County Senior Planner Jennifer Maydan said the Molokai Planning Commission (MoPC) will begin its review of the draft plan on Nov. 12 during the group’s regular meeting.

“At the meeting they will decide if they will continue to review the draft plan during their regular meetings or in a separate track,” said Maydan, via email.…

Wellhead Protection Project

Friday, October 23rd, 2015

County Dept. of Water Supply News Release

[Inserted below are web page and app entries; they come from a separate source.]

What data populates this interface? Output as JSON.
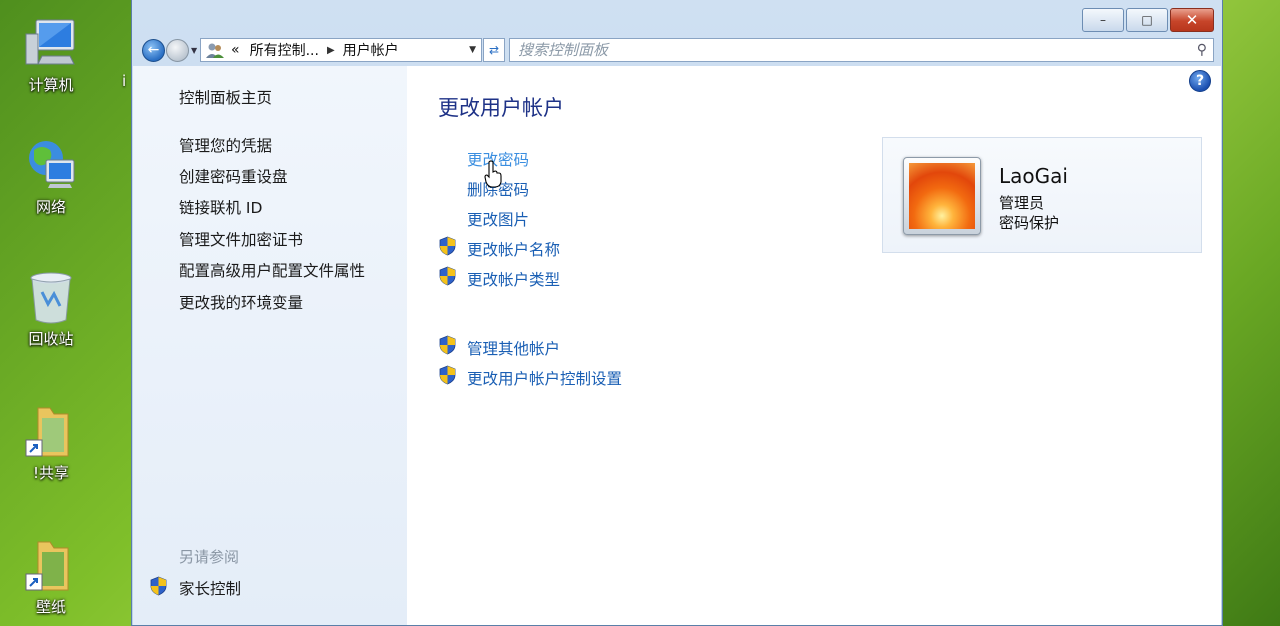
{
  "desktop": {
    "icons": [
      {
        "label": "计算机"
      },
      {
        "label": "网络"
      },
      {
        "label": "回收站"
      },
      {
        "label": "!共享"
      },
      {
        "label": "壁纸"
      }
    ],
    "partial_label": "i"
  },
  "window": {
    "buttons": {
      "minimize": "–",
      "maximize": "□",
      "close": "✕"
    },
    "address": {
      "overflow": "«",
      "crumbs": [
        "所有控制...",
        "用户帐户"
      ]
    },
    "search": {
      "placeholder": "搜索控制面板"
    }
  },
  "left_pane": {
    "home": "控制面板主页",
    "links": [
      "管理您的凭据",
      "创建密码重设盘",
      "链接联机 ID",
      "管理文件加密证书",
      "配置高级用户配置文件属性",
      "更改我的环境变量"
    ],
    "see_also_title": "另请参阅",
    "parental_control": "家长控制"
  },
  "main": {
    "title": "更改用户帐户",
    "tasks": [
      {
        "label": "更改密码",
        "shield": false
      },
      {
        "label": "删除密码",
        "shield": false
      },
      {
        "label": "更改图片",
        "shield": false
      },
      {
        "label": "更改帐户名称",
        "shield": true
      },
      {
        "label": "更改帐户类型",
        "shield": true
      }
    ],
    "other_tasks": [
      {
        "label": "管理其他帐户",
        "shield": true
      },
      {
        "label": "更改用户帐户控制设置",
        "shield": true
      }
    ]
  },
  "user": {
    "name": "LaoGai",
    "role": "管理员",
    "status": "密码保护"
  },
  "colors": {
    "link": "#1a5fb4",
    "title": "#1e3287",
    "shield_blue": "#2e62c9",
    "shield_yellow": "#f4c21b"
  }
}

The Maui County Department of Water (DOW) Supply initiated the “Wellhead Protection Project” in order to protect the quality of our community’s drinking water wells. The land areas that could contribute water and pollutants to our drinking water sources have been mapped as “Wellhead Protection Areas.” If pollutants are spilled or discharged in these land areas, they could filter through the soil to the groundwater and be drawn into a drinking water well. The DOW, in collaboration with the community, developed a protection strategy and drafted a Wellhead Protection Overlay District Ordinance.

The DOW will hold an informational meeting on this project and the proposed ordinance on Tuesday, Nov.…

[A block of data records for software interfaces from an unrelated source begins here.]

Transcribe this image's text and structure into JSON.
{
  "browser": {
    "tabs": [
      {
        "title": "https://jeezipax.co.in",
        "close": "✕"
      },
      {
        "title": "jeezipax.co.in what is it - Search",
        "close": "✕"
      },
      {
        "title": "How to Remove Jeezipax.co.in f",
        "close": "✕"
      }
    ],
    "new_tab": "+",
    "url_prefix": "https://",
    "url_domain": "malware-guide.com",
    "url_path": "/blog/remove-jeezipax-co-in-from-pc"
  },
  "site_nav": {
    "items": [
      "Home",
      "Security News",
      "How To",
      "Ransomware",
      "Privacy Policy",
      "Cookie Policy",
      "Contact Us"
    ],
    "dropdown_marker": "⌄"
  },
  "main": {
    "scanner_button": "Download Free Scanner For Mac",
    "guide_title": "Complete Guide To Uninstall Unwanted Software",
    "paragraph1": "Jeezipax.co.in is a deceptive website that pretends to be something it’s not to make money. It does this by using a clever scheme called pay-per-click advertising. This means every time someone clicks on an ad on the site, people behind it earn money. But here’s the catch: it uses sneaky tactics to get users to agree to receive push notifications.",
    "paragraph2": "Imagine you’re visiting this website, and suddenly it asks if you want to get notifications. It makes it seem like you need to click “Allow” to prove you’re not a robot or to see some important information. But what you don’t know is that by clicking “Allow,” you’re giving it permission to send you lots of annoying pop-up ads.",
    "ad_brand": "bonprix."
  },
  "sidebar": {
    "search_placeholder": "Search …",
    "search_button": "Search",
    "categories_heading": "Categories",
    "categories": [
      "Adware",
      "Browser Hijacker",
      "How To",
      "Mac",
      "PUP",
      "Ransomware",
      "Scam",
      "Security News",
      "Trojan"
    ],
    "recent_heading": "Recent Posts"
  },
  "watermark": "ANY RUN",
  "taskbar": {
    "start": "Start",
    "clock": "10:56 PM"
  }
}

Homestead Gardening Program

Friday, October 16th, 2015

Community Contributed

By Glenn I. Teves

The next round of the Hawaiian Homesteaders Gardening Program will start in late November. The purpose of this educational program is to increase homestead families access to fresh vegetables. Participants will be taught all aspects of establishing and managing a garden, and growing vegetables adapted to Molokai.

This program is open to all Hawaiian homesteaders residing on Molokai, and participation will be limited to 15 families. Classes will be held two to three times each month from 4:30 to 6 p.m., with occasional workshops. The choice of a Tuesday or Thursday meeting date will be determined by participants.…

Molokai Island Energy Project Update

Friday, October 9th, 2015

Princeton Energy News Release

Aloha! Princeton Energy Group and Half Moon Ventures want to express our gratitude to the Molokai community for welcoming us once again with great hospitality and warmth this past May. It was wonderful to visit with old friends, as well as develop new relationships on the island, as we continue to work together as partners on the Molokai Island Energy Project (formerly known as Ikehu Molokai). We held extensive community meetings throughout the island and received valuable feedback from residents. We continue to believe that the Molokai Island Energy Project will be accomplished by a long-term collaboration between community groups, residents, and the planning team.…

Fuel for Thought: Molokai’s Gas Prices

Thursday, October 8th, 2015

Fuel for Thought: Molokai’s Gas Prices

Molokai’s gas prices are dropping–but still hover well above Hawaii’s average. Photos by Colleen Uechi.

Recently, many Hawaii residents have been breathing a sigh of relief at the gas pump. Across the state and the country, prices have dropped more than a dollar over the past year and are continuing to fall.

A year ago, gas prices in Hawaii averaged $4.21 cents a gallon, according to price-tracking website GasBuddy.com. Prices are now at $2.89. The average throughout the U.S. is even cheaper, as prices have tumbled from $3.34 to $2.29 a gallon within the last year.

On Molokai, prices are also declining, but the overall rates are more than a dollar more expensive than rates on neighboring islands.…

Celebrating a Queen’s Love of Kalo

Thursday, October 8th, 2015

Celebrating a Queen’s Love of Kalo

Young enthusiasts show off their harvest. All photos courtesy of Harmonee Williams.

At last month’s Taro Field Day, Molokai residents celebrated cultural and agricultural traditions, harvested their own kalo to grown in their backyards, and participated in a prestigious cooking contest honoring a queen’s commitment to taro.

The annual event offers community members a chance to learn about and be a part of efforts to preserve dozens of historic taro species, as well as taste test poi and kulolo made from varieties grown here on Molokai at the UH Maui Community College Farm in Ho`olehua. Attendees could also venture into the field after receiving a labelled map to select and harvest plants of their favorite varieties.…